All of this configuration is included in Swagger format in the CloudFormation template of this tutorial. The Swagger is generated dynamically based on the four parameters that the template requires using the Fn::Join function.

The AWS Lambda function

The proxy Lambda function is written in JavaScript and captures all of the request details forwarded by API Gateway, creates similar request using the standard Node.js http package, and forwards it to the private endpoint. Responses from the private endpoint are encapsulated in a JSON object which API Gateway turns into an HTTP response. The private endpoint configuration is passed to the Lambda function from API Gateway in the event model. The Lambda function code is also included in the CloudFormation template.

var http = require('http');

exports.myHandler = function(event, context, callback) {
    // setup request options and parameters
    var options = {
      host: event.requestParams.hostname,
      port: event.requestParams.port,
      path: event.requestParams.path,
      method: event.requestParams.method
    // if you have headers set them otherwise set the property to an empty map
    if (event.params && event.params.header && Object.keys(event.params.header).length > 0) {
        options.headers = event.params.header
    } else {
        options.headers = {};
    // Force the user agent and the "forwaded for" headers because we want to 
    // take them from the API Gateway context rather than letting Node.js set the Lambda ones
    options.headers["User-Agent"] = event.context["user-agent"];
    options.headers["X-Forwarded-For"] = event.context["source-ip"];
    // if I don't have a content type I force it application/json
    // Test invoke in the API Gateway console does not pass a value
    if (!options.headers["Content-Type"]) {
        options.headers["Content-Type"] = "application/json";
    // build the query string
    if (event.params && event.params.querystring && Object.keys(event.params.querystring).length > 0) {
        var queryString = generateQueryString(event.params.querystring);
        if (queryString !== "") {
            options.path += "?" + queryString;
    // Define my callback to read the response and generate a JSON output for API Gateway.
    // The JSON output is parsed by the mapping templates
    callback = function(response) {
        var responseString = '';
        // Another chunk of data has been recieved, so append it to `str`
        response.on('data', function (chunk) {
            responseString += chunk;
        // The whole response has been received
        response.on('end', function () {
            // Parse response to json
            var jsonResponse = JSON.parse(responseString);
            var output = {
                status: response.statusCode,
                bodyJson: jsonResponse,
                headers: response.headers
            // if the response was a 200 we can just pass the entire JSON back to
            // API Gateway for parsing.

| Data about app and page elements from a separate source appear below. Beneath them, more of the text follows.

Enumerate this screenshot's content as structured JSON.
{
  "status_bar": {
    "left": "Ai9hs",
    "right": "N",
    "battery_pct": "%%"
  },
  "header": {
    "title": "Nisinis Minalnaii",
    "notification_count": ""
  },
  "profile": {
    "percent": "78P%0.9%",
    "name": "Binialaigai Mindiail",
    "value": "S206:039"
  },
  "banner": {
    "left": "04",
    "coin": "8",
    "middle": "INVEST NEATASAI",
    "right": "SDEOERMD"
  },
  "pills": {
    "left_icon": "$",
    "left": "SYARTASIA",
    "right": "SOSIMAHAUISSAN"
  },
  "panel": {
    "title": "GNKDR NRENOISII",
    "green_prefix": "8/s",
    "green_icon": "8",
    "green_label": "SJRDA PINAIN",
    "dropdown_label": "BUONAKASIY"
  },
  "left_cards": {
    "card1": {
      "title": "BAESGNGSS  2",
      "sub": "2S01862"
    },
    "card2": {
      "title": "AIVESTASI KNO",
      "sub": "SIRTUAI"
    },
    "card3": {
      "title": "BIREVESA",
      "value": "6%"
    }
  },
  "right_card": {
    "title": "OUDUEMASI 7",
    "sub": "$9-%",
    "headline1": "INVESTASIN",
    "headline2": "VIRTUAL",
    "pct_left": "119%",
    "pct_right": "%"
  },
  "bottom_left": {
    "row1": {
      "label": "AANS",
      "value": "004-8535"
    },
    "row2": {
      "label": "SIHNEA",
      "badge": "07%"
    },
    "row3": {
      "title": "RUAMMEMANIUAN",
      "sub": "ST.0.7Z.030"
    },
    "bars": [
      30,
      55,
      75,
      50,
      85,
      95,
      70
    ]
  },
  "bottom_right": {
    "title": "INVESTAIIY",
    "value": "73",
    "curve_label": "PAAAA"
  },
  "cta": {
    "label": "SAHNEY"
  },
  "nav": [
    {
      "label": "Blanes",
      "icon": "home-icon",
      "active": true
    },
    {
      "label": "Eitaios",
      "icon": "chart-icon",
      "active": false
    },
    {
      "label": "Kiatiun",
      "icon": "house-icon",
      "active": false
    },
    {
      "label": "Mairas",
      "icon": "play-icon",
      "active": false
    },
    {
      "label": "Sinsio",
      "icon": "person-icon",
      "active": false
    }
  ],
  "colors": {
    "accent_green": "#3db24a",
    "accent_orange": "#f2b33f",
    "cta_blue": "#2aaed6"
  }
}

If the backend returned a non 200 status 
            // then we return it as an error
            if (response.statusCode == 200) {
            } else {
                // set the output JSON as a string inside the body property
                output.bodyJson = responseString;
                // stringify the whole thing again so that we can read it with 
                // the $util.parseJson method in the mapping templates
    var req = http.request(options, callback);
    if (event.bodyJson && event.bodyJson !== "") {
    req.on('error', function(e) {
        console.log('problem with request: ' + e.message);{
            status: 500,
            bodyJson: JSON.stringify({ message: "Internal server error" })

function generateQueryString(params) {
    var str = [];
    for(var p in params) {
        if (params.hasOwnProperty(p)) {
            str.push(encodeURIComponent(p) + "=" + encodeURIComponent(params[p]));
    return str.join("&");


You can use Lambda functions to proxy HTTP requests from API Gateway to an HTTP endpoint within a VPC without Internet access. This allows you to keep your EC2 instances and applications completely isolated from the internet while still exposing them via API Gateway. By using API Gateway to front your existing endpoints, you can configure authentication and authorization rules as well as throttling rules to limit the traffic that your backend receives.

If you have any questions or suggestions, please comment below.